There are many important factors to take into consideration before you sign or renew a contract with a payer. How will this payer help you grow your business? How will it treat your patients? How will it affect the quality of care you provide? How will it impact everyone on your staff? And could it place an unnecessary financial burden on your practice?

How Will It Affect Your Bottom Line?

In this series, we’ll help you weigh all the pros and cons. We’ll ask a lot of questions, but promise this extra legwork will pay big dividends down the road. First and foremost, can you make money on this contract? What is the projected payment per visit? What is the estimated cost per visit?

Is this a contract you already have or a new one you received through a network? Ask your fellow practice owners if they received the same solicitation. If not, find out why. Did your network reject this contract? If so, what was their rationale?

Next, you’ll want to look at how many patients this payer will really bring through the door. What percentage of your practice’s business will be derived from this payer? Are you willing to give up some of your profit per visit to have access to this pool of patients? Or will it lower the payment for a patient population you already have through another, better paying contract?

Does this contract give you access to patients you wouldn’t have otherwise? Does this payer actively direct new patients to you? Are there out-of-network benefits? How many other PT and OT clinics are included in this provider’s panel? Are there too few to properly service this area or are there too many to compete with in a limited geographically area.

How Will It Affect Your Patients?

Is the goal of the contract to assure higher quality of care?
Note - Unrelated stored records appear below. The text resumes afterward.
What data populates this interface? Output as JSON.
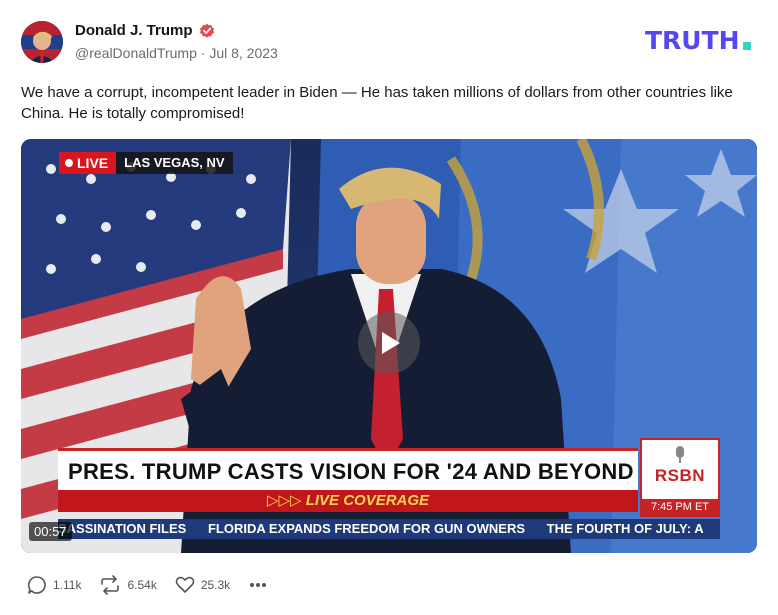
{
  "author": {
    "display_name": "Donald J. Trump",
    "handle": "@realDonaldTrump",
    "separator": "·",
    "date": "Jul 8, 2023",
    "verified_icon": "verified-badge-icon",
    "verified_color": "#e5484d"
  },
  "brand": {
    "logo_text": "TRUTH.",
    "color_primary": "#5448ee",
    "color_dot": "#37d4c4"
  },
  "post": {
    "text": "We have a corrupt, incompetent leader in Biden — He has taken millions of dollars from other countries like China. He is totally compromised!"
  },
  "video": {
    "live_label": "LIVE",
    "location": "LAS VEGAS, NV",
    "headline": "PRES. TRUMP CASTS VISION FOR '24 AND BEYOND",
    "subline": "▷▷▷ LIVE COVERAGE",
    "network": "RSBN",
    "network_time": "7:45 PM ET",
    "ticker_items": [
      "SASSINATION FILES",
      "FLORIDA EXPANDS FREEDOM FOR GUN OWNERS",
      "THE FOURTH OF JULY: A"
    ],
    "duration": "00:57",
    "play_icon": "play-icon"
  },
  "actions": {
    "replies": "1.11k",
    "retruths": "6.54k",
    "likes": "25.3k",
    "reply_icon": "comment-icon",
    "retruth_icon": "retruth-icon",
    "like_icon": "heart-icon",
    "more_icon": "more-dots-icon"
  }
}
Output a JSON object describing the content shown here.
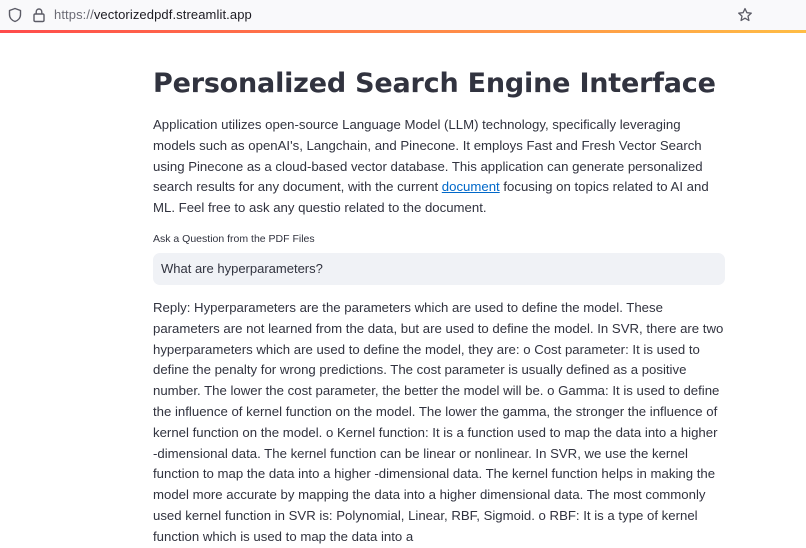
{
  "browser": {
    "url_scheme": "https://",
    "url_host": "vectorizedpdf.streamlit.app"
  },
  "page": {
    "title": "Personalized Search Engine Interface",
    "intro_before_link": "Application utilizes open-source Language Model (LLM) technology, specifically leveraging models such as openAI's, Langchain, and Pinecone. It employs Fast and Fresh Vector Search using Pinecone as a cloud-based vector database. This application can generate personalized search results for any document, with the current ",
    "intro_link": "document",
    "intro_after_link": " focusing on topics related to AI and ML. Feel free to ask any questio related to the document.",
    "question_label": "Ask a Question from the PDF Files",
    "question_value": "What are hyperparameters?",
    "reply": "Reply: Hyperparameters are the parameters which are used to define the model. These parameters are not learned from the data, but are used to define the model. In SVR, there are two hyperparameters which are used to define the model, they are: o Cost parameter: It is used to define the penalty for wrong predictions. The cost parameter is usually defined as a positive number. The lower the cost parameter, the better the model will be. o Gamma: It is used to define the influence of kernel function on the model. The lower the gamma, the stronger the influence of kernel function on the model. o Kernel function: It is a function used to map the data into a higher -dimensional data. The kernel function can be linear or nonlinear. In SVR, we use the kernel function to map the data into a higher -dimensional data. The kernel function helps in making the model more accurate by mapping the data into a higher dimensional data. The most commonly used kernel function in SVR is: Polynomial, Linear, RBF, Sigmoid. o RBF: It is a type of kernel function which is used to map the data into a"
  },
  "icons": {
    "shield": "shield-icon",
    "lock": "lock-icon",
    "bookmark": "star-icon"
  },
  "colors": {
    "link": "#0068c9",
    "input_bg": "#f0f2f6",
    "text": "#31333f"
  }
}
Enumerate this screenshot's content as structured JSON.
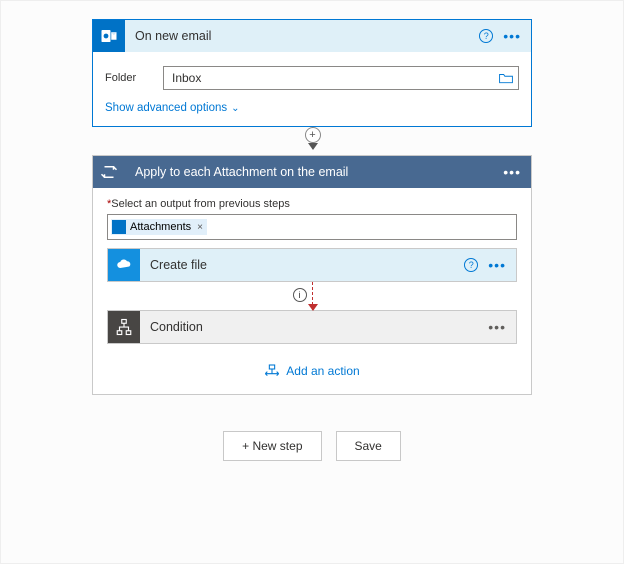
{
  "trigger": {
    "title": "On new email",
    "folder_label": "Folder",
    "folder_value": "Inbox",
    "advanced_label": "Show advanced options"
  },
  "for_each": {
    "title": "Apply to each Attachment on the email",
    "select_label_req": "*",
    "select_label": "Select an output from previous steps",
    "token": "Attachments",
    "token_x": "×"
  },
  "create_file": {
    "title": "Create file"
  },
  "condition": {
    "title": "Condition"
  },
  "add_action_label": "Add an action",
  "buttons": {
    "new_step": "+ New step",
    "save": "Save"
  }
}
Does it “raise the bar” over that required by law? If so, how? Does it require Medicare certification? Does it require the use of outcomes tools and measures? Does it require specific clinical services or special clinical certifications? Does it require treatment by a particular level of staff? Are the co-pays high? (e.g. >25-30%) Many patients will be reluctant about complying with a treatment plan if it requires their own out-of-pocket costs. Are the payment levels below Medicare? This might discourage them to schedule follow-up visits as well.

How Will You Be Compensated?
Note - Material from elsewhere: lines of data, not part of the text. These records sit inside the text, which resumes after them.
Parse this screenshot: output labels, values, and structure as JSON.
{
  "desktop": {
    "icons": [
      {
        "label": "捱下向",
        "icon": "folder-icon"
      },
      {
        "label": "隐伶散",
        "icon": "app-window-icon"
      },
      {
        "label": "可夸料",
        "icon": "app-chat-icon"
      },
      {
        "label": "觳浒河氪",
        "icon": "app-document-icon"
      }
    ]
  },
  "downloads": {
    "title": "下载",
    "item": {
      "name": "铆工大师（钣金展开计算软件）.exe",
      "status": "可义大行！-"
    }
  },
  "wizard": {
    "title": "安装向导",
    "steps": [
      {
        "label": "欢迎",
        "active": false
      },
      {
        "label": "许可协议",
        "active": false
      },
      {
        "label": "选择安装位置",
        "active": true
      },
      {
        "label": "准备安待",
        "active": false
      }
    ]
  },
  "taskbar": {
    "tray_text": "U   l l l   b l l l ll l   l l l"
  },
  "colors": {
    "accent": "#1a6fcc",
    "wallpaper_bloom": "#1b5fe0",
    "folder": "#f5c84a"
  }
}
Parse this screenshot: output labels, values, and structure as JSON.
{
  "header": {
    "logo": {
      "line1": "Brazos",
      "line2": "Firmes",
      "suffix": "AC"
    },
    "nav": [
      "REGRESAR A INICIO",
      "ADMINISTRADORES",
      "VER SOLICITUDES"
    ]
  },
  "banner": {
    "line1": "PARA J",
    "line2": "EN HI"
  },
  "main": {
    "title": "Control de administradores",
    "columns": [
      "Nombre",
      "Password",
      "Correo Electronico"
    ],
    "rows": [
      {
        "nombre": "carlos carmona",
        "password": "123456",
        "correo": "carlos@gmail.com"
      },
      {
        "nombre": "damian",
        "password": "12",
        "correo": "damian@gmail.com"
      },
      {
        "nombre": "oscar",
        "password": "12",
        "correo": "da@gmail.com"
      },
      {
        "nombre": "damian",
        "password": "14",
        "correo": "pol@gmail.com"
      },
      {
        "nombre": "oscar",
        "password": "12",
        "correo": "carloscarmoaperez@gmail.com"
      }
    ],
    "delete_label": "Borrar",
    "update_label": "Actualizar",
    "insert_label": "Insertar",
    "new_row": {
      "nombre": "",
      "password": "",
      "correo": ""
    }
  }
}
What are the driving motivators of this contract? Are the primary goals to decrease the cost to the payer, ration care, or both? It’s essential to know which form of risk sharing will be involved. Though it is rarely used today, capitation has proven to be ineffective at controlling costs for payer entities.
You may be offered episodic (or case rate) payment for an episode of care. Or you may have to decide if you’ll be content with a per diem cap or a fee schedule that is capped per day.
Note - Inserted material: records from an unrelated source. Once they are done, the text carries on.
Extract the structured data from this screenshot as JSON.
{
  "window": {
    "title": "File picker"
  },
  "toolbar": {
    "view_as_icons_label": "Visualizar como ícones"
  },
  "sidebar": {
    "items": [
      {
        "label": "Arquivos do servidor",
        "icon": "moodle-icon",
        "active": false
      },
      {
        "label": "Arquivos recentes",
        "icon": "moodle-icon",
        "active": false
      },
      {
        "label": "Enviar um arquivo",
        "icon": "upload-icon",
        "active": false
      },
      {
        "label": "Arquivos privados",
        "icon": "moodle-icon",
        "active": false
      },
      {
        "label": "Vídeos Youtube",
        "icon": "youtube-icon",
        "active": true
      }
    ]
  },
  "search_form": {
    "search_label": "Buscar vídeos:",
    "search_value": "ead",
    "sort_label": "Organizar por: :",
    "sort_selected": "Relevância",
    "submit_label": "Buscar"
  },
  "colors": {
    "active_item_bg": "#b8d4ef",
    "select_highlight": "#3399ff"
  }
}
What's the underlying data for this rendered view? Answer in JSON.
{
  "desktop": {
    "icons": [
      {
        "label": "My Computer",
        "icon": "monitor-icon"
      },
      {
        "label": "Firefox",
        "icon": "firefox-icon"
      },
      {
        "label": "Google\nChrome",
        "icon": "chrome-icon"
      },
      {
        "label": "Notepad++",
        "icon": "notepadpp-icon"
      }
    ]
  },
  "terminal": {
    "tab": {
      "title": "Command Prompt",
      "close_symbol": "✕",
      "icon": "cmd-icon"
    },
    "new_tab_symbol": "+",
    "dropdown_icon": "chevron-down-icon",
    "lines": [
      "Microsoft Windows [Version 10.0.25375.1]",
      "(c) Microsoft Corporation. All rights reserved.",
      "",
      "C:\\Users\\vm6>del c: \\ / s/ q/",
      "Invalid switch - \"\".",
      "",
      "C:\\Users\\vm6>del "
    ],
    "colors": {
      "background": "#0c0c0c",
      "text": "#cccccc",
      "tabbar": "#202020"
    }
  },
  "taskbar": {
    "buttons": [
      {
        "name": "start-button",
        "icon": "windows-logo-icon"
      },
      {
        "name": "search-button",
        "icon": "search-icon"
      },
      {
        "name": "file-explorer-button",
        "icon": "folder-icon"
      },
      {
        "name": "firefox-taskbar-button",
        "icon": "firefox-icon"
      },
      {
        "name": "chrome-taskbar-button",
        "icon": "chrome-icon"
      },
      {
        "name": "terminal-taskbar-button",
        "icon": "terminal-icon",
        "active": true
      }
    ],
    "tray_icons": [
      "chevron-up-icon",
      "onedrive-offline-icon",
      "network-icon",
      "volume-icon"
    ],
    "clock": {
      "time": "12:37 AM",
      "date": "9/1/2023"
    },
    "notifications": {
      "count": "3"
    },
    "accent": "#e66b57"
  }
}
Above all else, resist signing a contract out of fear. This is precisely why payments to therapists keep dropping. When you carefully consider all of your options, you will earn more for your services. In the remainder of this “What to Lout Out for with Payer Contracts” 4-part series, we’ll show you how to how to prepare for a negotiation, evaluate existing contracts, and renegotiate an existing contract.

Don’t fall for any high-pressure sales tactics to commit to a payer. Instead take a step back and do your research. Read the fine print of the contract. Ask your fellow practice owners what they’ve experienced with this payer. Peruse the online forums to see what others have experienced. Or you can run that contract by your attorney, billing manager or a billing service. As a BMS Practice Solutions client, we can help you through this process. For the past 25 years, we’ve worked with 3,000 payers across the country, so we can help you make an informed choice that’s right for you.